The kick drum is so beefy and prominent on the original recording, so I went with the kitchen sink approach: a microphone inside the drum (e602), two just outside the drum (D112 and RE20) and a NS-10 Sub about 4 feet away in the doorway to the studio’s chamber.
For overheads, I used the reliable KM184s for their neutral high-end detail. Just to switch things up with a little more treble bite, the beta 57 got the call for bottom-snare mic. I chose SM7 on hi-hat and the c451 on ride cymbal. Once Timmy Boombap arrived with his kit, I placed the microphones.
I placed a royer 121 as a mono room mic about 3 feet from the ride cymbal, pointing at the back of the kick drum where all the action tends to be. The other mono room mic was a U87 set to omni, on the opposite side of the kit capturing the sweet hi-hat action. In the chamber, two TLM103’s were hoisted high above the frey to soak up all the wetness from the chamber’s 20-foot ceiling.
My favourite moment of the session was this little discovery: you can fit two microphones inside the Crashguard, which gives even more street-cred to the tested-and-true method of SM57 plus c451 on the snare drum. Simply align the capsules of the two microphones and tape’em together! As you can see from the image, the crash guard doesn’t leave a lot of wiggle room.
On kick drum, I treated the D112 like a typical NS10-Sub mic by cutting out all of the top end and using it as a low-end beef to support the low-mid thump of the RE-20 and the power-click of the e602. The RE-20 and D112 were bussed together and routed to a transient designer for maximum punch. The NS-10 beside the chamber helped to elongate the bass note on the kick drum without severe phasing.
Considering that the song makes use of side-sticks as well as full-shots, I carefully avoided over-compression on the snare mics. The snare-top mics bussed to the 1176 on 4:1 ratio and then on to the PE1C for a modest boost at 4khz.

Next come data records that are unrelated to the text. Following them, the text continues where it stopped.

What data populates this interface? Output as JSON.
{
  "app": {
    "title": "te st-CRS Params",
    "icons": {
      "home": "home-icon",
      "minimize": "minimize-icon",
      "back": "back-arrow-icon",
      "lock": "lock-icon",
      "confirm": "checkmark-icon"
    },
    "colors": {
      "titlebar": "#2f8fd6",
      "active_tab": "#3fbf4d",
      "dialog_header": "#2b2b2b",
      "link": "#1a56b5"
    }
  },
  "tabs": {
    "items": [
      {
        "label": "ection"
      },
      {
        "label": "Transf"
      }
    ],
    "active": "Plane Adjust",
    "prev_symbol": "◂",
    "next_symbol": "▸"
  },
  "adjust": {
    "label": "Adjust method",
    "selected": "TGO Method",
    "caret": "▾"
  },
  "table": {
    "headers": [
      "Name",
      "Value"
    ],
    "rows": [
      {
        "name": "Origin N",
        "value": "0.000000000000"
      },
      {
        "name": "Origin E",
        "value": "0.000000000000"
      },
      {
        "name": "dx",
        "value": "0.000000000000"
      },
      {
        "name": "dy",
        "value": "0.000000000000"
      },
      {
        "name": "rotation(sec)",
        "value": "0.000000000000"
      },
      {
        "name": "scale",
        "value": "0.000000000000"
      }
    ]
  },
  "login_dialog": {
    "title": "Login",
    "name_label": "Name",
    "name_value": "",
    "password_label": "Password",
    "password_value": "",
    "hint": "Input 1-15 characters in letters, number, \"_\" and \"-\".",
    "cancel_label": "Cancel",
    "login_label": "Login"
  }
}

The analog transient designer is very under-rated on room mics. I healthily cranked the attack on the Royer 121 to turn it into a pumping machine, then compressed it on the SSL channel.
For my parallel compression chains during mixing, I opted for the Summitt DSL2000 (the ‘grimy-cool’ option) and the Amek (the ‘work-horse’ option) to provide a couple additional flavours on demand. I knew ahead of time that once I’d captured the clean-and-pristine drum sounds, I’d need some quick styling options to mould the mix.
Enjoy the song!